The £1.15 billion allocation for the RHI budget by 2021, announced during the Chancellor’s Spending Review statement last week, could support the construction of an additional 140 biomethane plants – a fourfold increase on current numbers and with the combined potential to heat almost 500,000 homes.
The data, released today in ADBA’s latest Market Report as part of the trade body’s National Conference event, highlights how biomethane deployment is set to build upon record growth since last December, which has witnessed a quadrupling of plant numbers from 10 to 40. If a reasonable proportion of the RHI budget is allocated to AD, and the scheme structure is workable, then the Market Report forecasts that there could be 180 biomethane plants in operation by 2021.
ADBA’s Chief Executive, Charlotte Morton, commented:
The latest market data unveiled at ADBA’s National Conference today demonstrates that, thanks to additional funding for the Renewable Heat Incentive (RHI), projected growth in biomethane alone could heat almost 500,000 homes if the scheme rules are supportive.
But it’s not just about energy security and carbon abatement – the additional biomethane deployment could also create around 5,000 extra construction jobs over the next five years. Nothing’s set in stone yet though – ultimately the devil’s in the detail and so we’re seeking clarification from DECC on how available funding will break down on a technology-by-technology basis.
Our case is strong. Not only will the additional 140 biomethane plants provide a source of indigenous gas, reducing our dependence on natural gas imports from volatile parts of the world and creating thousands of manufacturing jobs, but will do so by generating value from municipal waste otherwise destined for expensive landfill, and by supporting farming resilience through improved food production and resource management.
The growth under the new RHI settlement should only be the start. Indigenous gas from anaerobic digestion has the potential to meet as much as 30% of the UK’s domestic gas or electricity demand – or for that matter to fuel 80% of heavy goods vehicles. While the government’s commitment to RHI is welcome, delivering AD’s overall potential also needs a viable Feed-in Tariff, which means increasing ambition for the scheme and restoring crucial investor confidence by allowing pre-accreditation to recognise AD’s lengthy deployment periods.
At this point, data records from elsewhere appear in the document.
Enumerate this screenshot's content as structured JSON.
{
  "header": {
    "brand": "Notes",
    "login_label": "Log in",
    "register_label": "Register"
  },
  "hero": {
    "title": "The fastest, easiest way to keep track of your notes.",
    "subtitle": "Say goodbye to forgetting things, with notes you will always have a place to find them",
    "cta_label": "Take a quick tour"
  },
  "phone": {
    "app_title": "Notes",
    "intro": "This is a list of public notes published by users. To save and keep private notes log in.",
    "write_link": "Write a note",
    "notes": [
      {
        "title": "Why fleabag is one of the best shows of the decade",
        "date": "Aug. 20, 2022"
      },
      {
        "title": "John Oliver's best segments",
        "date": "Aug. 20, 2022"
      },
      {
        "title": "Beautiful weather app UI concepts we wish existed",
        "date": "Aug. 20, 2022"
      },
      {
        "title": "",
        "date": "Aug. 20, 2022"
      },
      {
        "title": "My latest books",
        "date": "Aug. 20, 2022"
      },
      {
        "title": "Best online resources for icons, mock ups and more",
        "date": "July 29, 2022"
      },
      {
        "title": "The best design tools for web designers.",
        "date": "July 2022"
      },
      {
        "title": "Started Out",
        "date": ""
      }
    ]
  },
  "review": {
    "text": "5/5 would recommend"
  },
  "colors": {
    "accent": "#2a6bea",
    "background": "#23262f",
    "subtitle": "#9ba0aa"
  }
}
Given the emphasis placed on the need to decarbonise our waste treatment and farming industries if we are to meet carbon abatement targets, as outlined in last week’s fifth carbon budget report published by the Committee on Climate Change (CCC), the government is coming under increasing pressure to pick up the pace in reducing domestic greenhouse gas emissions.
Having championed ADBA's Market Report as a “pre-eminent read” for AD while speaking at the National Conference, the Committee on Climate Change’s Chief Executive, Matthew Bell, explained AD's relevance to the body's work:
We need a one per cent per year [reduction in carbon emissions] from agriculture to 2030…. that will require a range of measures, not least of which is anaerobic digestion.
Commenting on AD’s central role in decarbonising both the farming and waste treatment industries, Charlotte added:
AD has the potential to reduce the UK’s greenhouse gas emissions alone by 4% – that’s about £1.2 billion saved in carbon abatement costs.
With the RHI budget commitment, AD can now deliver a third of the additional 20TWh renewable heat required by 2020 to meet the government’s 12% target.
Aside from the avoided fossil fuel emissions borne from generating renewable energy, AD also reduces emissions from rotting manure, landfilled food waste and expensive carbon-intensive manufactured fertiliser. Taken together, ADBA calculates that these savings are worth £65 per megawatt hour in carbon abatement – a substantial contribution that establishes AD as a cost-effective technology for delivering green baseload energy for bill payers.